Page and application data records
****************
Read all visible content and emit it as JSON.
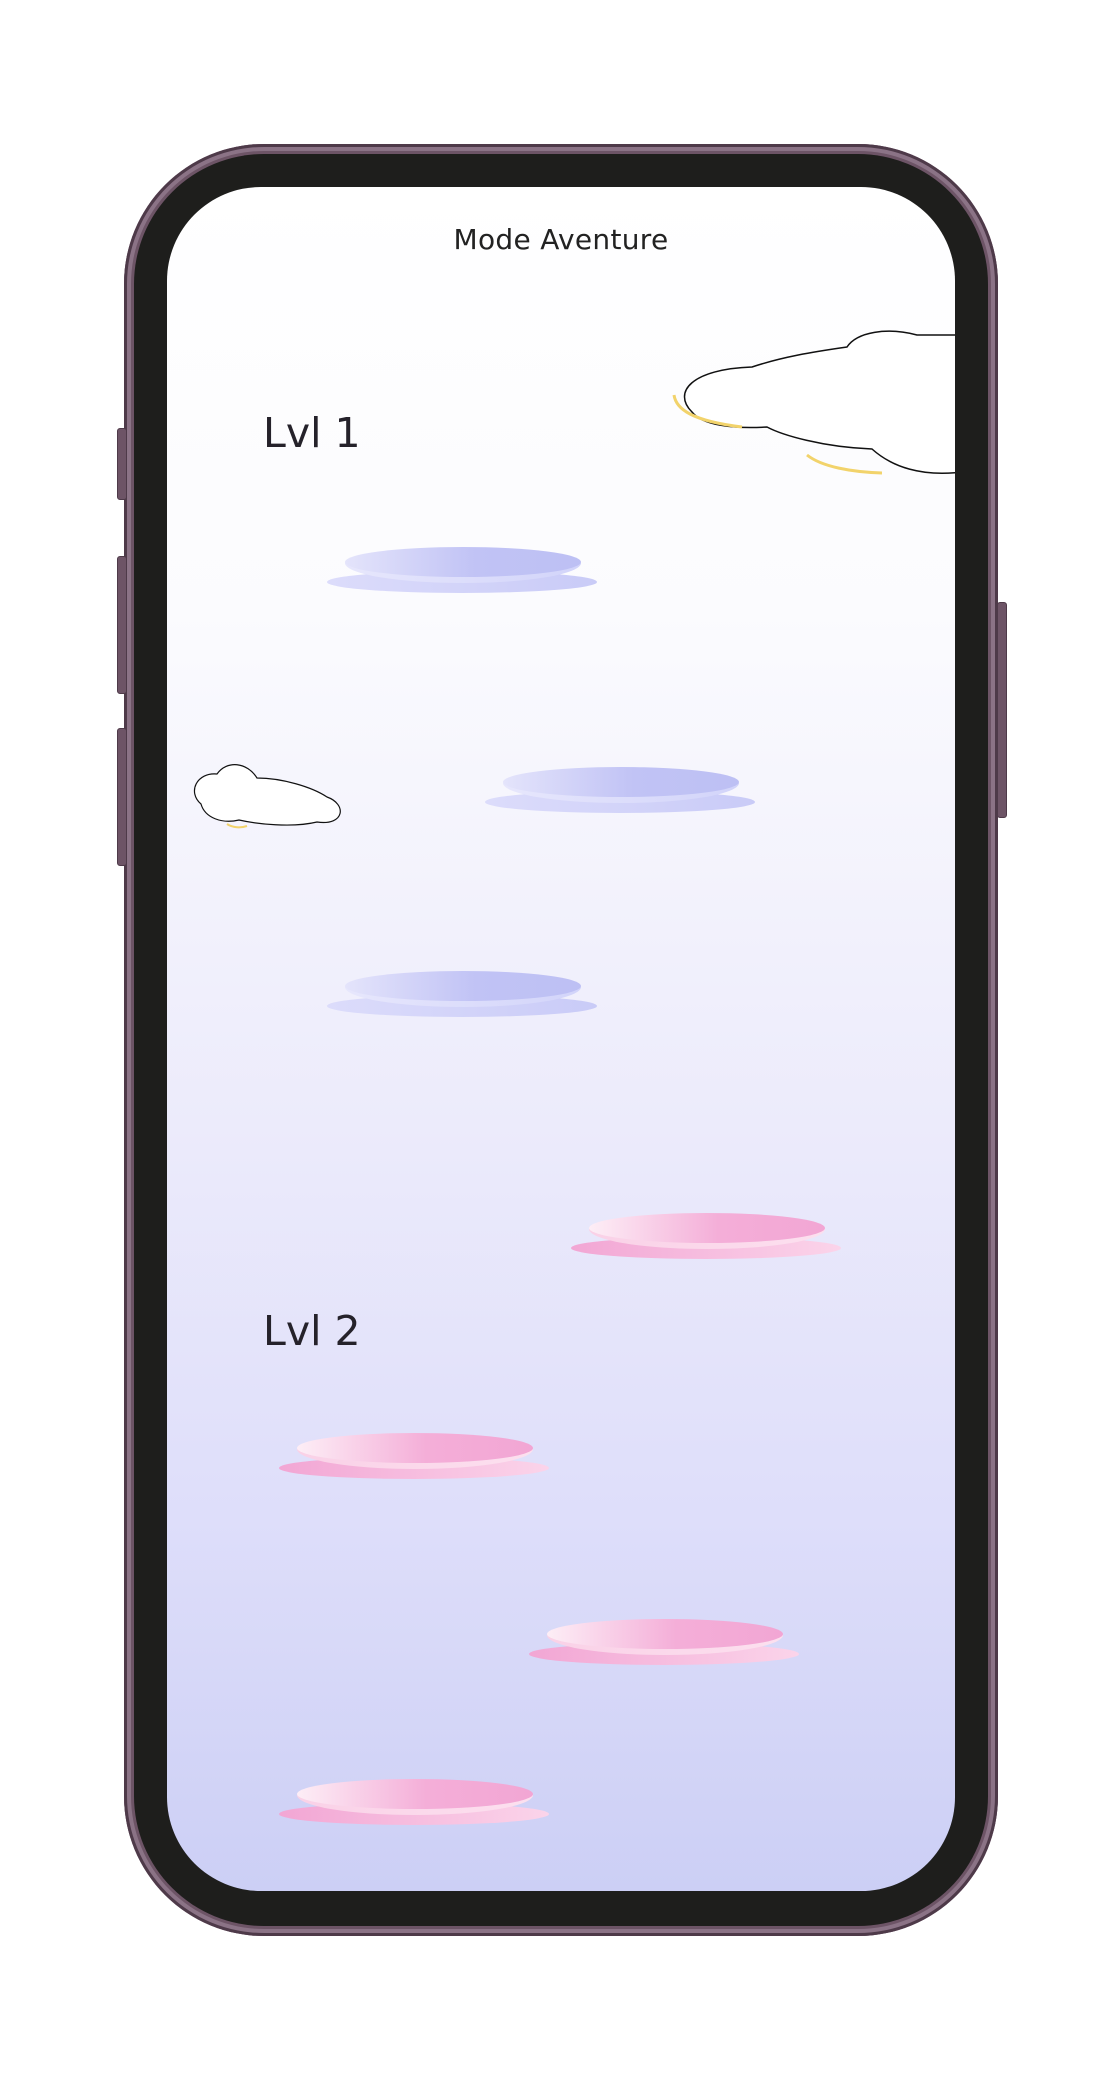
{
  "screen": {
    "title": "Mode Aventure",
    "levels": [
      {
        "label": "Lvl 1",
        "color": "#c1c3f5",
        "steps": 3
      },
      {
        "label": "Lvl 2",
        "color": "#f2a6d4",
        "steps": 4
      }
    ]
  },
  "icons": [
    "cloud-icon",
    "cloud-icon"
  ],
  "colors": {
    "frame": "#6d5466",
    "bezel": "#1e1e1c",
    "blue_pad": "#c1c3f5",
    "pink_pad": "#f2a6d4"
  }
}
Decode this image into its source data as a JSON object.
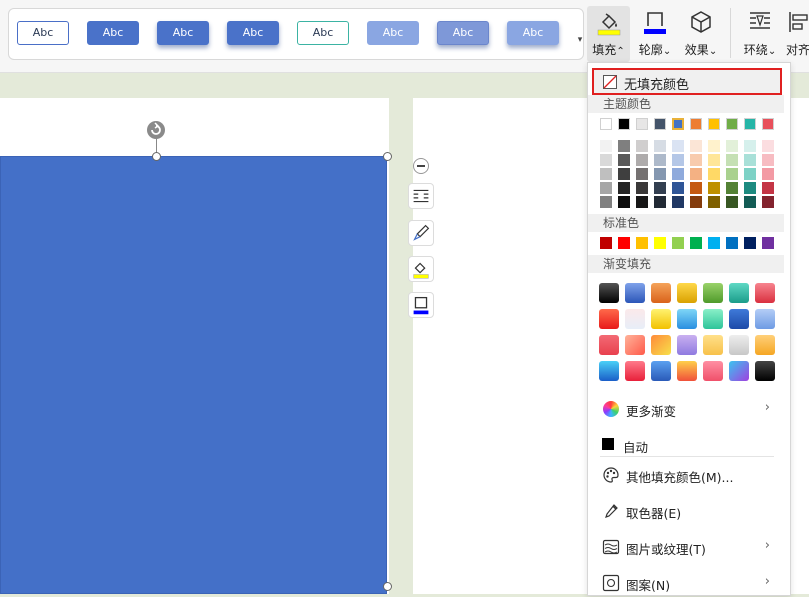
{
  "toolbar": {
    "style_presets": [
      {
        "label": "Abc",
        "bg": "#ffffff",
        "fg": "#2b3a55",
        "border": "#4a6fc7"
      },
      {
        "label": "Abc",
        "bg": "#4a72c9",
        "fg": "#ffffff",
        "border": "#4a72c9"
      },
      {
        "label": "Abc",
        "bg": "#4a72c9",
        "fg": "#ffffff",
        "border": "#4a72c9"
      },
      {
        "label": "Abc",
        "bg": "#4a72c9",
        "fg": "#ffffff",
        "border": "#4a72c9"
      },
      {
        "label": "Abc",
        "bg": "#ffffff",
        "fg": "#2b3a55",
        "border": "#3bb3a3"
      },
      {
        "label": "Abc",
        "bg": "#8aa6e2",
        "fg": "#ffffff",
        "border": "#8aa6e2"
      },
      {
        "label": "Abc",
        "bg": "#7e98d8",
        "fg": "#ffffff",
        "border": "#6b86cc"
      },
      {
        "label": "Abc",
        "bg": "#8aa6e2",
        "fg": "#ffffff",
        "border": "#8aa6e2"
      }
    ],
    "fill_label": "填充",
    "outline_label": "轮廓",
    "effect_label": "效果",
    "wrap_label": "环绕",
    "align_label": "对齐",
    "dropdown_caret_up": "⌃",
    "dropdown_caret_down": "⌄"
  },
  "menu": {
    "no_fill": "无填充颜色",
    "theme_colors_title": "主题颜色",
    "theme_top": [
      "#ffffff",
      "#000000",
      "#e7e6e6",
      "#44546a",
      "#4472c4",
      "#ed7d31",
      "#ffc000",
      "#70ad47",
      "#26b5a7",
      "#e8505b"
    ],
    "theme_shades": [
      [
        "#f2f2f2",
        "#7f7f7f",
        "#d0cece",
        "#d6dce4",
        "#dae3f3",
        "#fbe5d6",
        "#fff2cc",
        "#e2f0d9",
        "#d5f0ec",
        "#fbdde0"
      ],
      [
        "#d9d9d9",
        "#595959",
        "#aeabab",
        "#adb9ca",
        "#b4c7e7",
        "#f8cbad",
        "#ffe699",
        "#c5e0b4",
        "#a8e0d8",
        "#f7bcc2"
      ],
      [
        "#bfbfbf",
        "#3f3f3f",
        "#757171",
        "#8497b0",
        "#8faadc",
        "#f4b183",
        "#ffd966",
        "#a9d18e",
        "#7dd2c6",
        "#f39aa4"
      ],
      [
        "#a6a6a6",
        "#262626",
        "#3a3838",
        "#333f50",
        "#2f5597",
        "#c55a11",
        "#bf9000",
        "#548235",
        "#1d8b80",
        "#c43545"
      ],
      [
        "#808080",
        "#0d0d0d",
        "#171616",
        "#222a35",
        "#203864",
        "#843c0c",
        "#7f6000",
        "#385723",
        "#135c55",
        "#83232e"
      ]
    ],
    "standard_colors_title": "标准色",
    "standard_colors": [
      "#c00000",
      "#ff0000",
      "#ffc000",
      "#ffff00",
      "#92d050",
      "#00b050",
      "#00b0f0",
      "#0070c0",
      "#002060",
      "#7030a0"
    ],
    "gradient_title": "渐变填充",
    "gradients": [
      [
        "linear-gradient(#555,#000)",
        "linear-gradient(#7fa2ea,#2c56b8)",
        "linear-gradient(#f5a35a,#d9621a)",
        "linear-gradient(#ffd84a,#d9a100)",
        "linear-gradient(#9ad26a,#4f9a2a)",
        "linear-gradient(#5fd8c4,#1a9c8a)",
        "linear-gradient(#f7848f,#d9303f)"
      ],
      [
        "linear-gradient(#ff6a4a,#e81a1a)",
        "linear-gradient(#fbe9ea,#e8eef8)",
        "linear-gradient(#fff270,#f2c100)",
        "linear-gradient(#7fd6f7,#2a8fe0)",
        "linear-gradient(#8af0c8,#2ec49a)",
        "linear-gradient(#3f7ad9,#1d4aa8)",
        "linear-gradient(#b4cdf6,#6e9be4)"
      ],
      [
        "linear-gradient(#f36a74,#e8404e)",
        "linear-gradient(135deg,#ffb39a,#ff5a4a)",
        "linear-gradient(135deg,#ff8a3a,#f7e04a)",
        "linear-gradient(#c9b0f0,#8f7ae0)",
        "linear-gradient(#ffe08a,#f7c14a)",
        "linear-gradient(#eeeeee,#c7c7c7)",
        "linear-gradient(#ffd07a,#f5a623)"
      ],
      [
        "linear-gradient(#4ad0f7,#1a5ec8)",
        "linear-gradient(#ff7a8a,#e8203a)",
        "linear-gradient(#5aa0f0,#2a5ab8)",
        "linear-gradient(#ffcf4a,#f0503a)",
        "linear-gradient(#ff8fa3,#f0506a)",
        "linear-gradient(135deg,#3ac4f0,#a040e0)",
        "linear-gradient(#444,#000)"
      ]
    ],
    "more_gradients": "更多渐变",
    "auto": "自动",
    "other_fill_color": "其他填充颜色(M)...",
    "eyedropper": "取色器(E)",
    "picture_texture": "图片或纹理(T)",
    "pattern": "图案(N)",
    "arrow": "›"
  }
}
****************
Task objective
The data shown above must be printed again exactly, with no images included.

Solution for this exercise
Read all visible content and emit it as JSON.
{
  "screen": {
    "title": "Mode Aventure",
    "levels": [
      {
        "label": "Lvl 1",
        "color": "#c1c3f5",
        "steps": 3
      },
      {
        "label": "Lvl 2",
        "color": "#f2a6d4",
        "steps": 4
      }
    ]
  },
  "icons": [
    "cloud-icon",
    "cloud-icon"
  ],
  "colors": {
    "frame": "#6d5466",
    "bezel": "#1e1e1c",
    "blue_pad": "#c1c3f5",
    "pink_pad": "#f2a6d4"
  }
}
Decode this image into its source data as a JSON object.
{
  "toolbar": {
    "style_presets": [
      {
        "label": "Abc",
        "bg": "#ffffff",
        "fg": "#2b3a55",
        "border": "#4a6fc7"
      },
      {
        "label": "Abc",
        "bg": "#4a72c9",
        "fg": "#ffffff",
        "border": "#4a72c9"
      },
      {
        "label": "Abc",
        "bg": "#4a72c9",
        "fg": "#ffffff",
        "border": "#4a72c9"
      },
      {
        "label": "Abc",
        "bg": "#4a72c9",
        "fg": "#ffffff",
        "border": "#4a72c9"
      },
      {
        "label": "Abc",
        "bg": "#ffffff",
        "fg": "#2b3a55",
        "border": "#3bb3a3"
      },
      {
        "label": "Abc",
        "bg": "#8aa6e2",
        "fg": "#ffffff",
        "border": "#8aa6e2"
      },
      {
        "label": "Abc",
        "bg": "#7e98d8",
        "fg": "#ffffff",
        "border": "#6b86cc"
      },
      {
        "label": "Abc",
        "bg": "#8aa6e2",
        "fg": "#ffffff",
        "border": "#8aa6e2"
      }
    ],
    "fill_label": "填充",
    "outline_label": "轮廓",
    "effect_label": "效果",
    "wrap_label": "环绕",
    "align_label": "对齐",
    "dropdown_caret_up": "⌃",
    "dropdown_caret_down": "⌄"
  },
  "menu": {
    "no_fill": "无填充颜色",
    "theme_colors_title": "主题颜色",
    "theme_top": [
      "#ffffff",
      "#000000",
      "#e7e6e6",
      "#44546a",
      "#4472c4",
      "#ed7d31",
      "#ffc000",
      "#70ad47",
      "#26b5a7",
      "#e8505b"
    ],
    "theme_shades": [
      [
        "#f2f2f2",
        "#7f7f7f",
        "#d0cece",
        "#d6dce4",
        "#dae3f3",
        "#fbe5d6",
        "#fff2cc",
        "#e2f0d9",
        "#d5f0ec",
        "#fbdde0"
      ],
      [
        "#d9d9d9",
        "#595959",
        "#aeabab",
        "#adb9ca",
        "#b4c7e7",
        "#f8cbad",
        "#ffe699",
        "#c5e0b4",
        "#a8e0d8",
        "#f7bcc2"
      ],
      [
        "#bfbfbf",
        "#3f3f3f",
        "#757171",
        "#8497b0",
        "#8faadc",
        "#f4b183",
        "#ffd966",
        "#a9d18e",
        "#7dd2c6",
        "#f39aa4"
      ],
      [
        "#a6a6a6",
        "#262626",
        "#3a3838",
        "#333f50",
        "#2f5597",
        "#c55a11",
        "#bf9000",
        "#548235",
        "#1d8b80",
        "#c43545"
      ],
      [
        "#808080",
        "#0d0d0d",
        "#171616",
        "#222a35",
        "#203864",
        "#843c0c",
        "#7f6000",
        "#385723",
        "#135c55",
        "#83232e"
      ]
    ],
    "standard_colors_title": "标准色",
    "standard_colors": [
      "#c00000",
      "#ff0000",
      "#ffc000",
      "#ffff00",
      "#92d050",
      "#00b050",
      "#00b0f0",
      "#0070c0",
      "#002060",
      "#7030a0"
    ],
    "gradient_title": "渐变填充",
    "gradients": [
      [
        "linear-gradient(#555,#000)",
        "linear-gradient(#7fa2ea,#2c56b8)",
        "linear-gradient(#f5a35a,#d9621a)",
        "linear-gradient(#ffd84a,#d9a100)",
        "linear-gradient(#9ad26a,#4f9a2a)",
        "linear-gradient(#5fd8c4,#1a9c8a)",
        "linear-gradient(#f7848f,#d9303f)"
      ],
      [
        "linear-gradient(#ff6a4a,#e81a1a)",
        "linear-gradient(#fbe9ea,#e8eef8)",
        "linear-gradient(#fff270,#f2c100)",
        "linear-gradient(#7fd6f7,#2a8fe0)",
        "linear-gradient(#8af0c8,#2ec49a)",
        "linear-gradient(#3f7ad9,#1d4aa8)",
        "linear-gradient(#b4cdf6,#6e9be4)"
      ],
      [
        "linear-gradient(#f36a74,#e8404e)",
        "linear-gradient(135deg,#ffb39a,#ff5a4a)",
        "linear-gradient(135deg,#ff8a3a,#f7e04a)",
        "linear-gradient(#c9b0f0,#8f7ae0)",
        "linear-gradient(#ffe08a,#f7c14a)",
        "linear-gradient(#eeeeee,#c7c7c7)",
        "linear-gradient(#ffd07a,#f5a623)"
      ],
      [
        "linear-gradient(#4ad0f7,#1a5ec8)",
        "linear-gradient(#ff7a8a,#e8203a)",
        "linear-gradient(#5aa0f0,#2a5ab8)",
        "linear-gradient(#ffcf4a,#f0503a)",
        "linear-gradient(#ff8fa3,#f0506a)",
        "linear-gradient(135deg,#3ac4f0,#a040e0)",
        "linear-gradient(#444,#000)"
      ]
    ],
    "more_gradients": "更多渐变",
    "auto": "自动",
    "other_fill_color": "其他填充颜色(M)...",
    "eyedropper": "取色器(E)",
    "picture_texture": "图片或纹理(T)",
    "pattern": "图案(N)",
    "arrow": "›"
  }
}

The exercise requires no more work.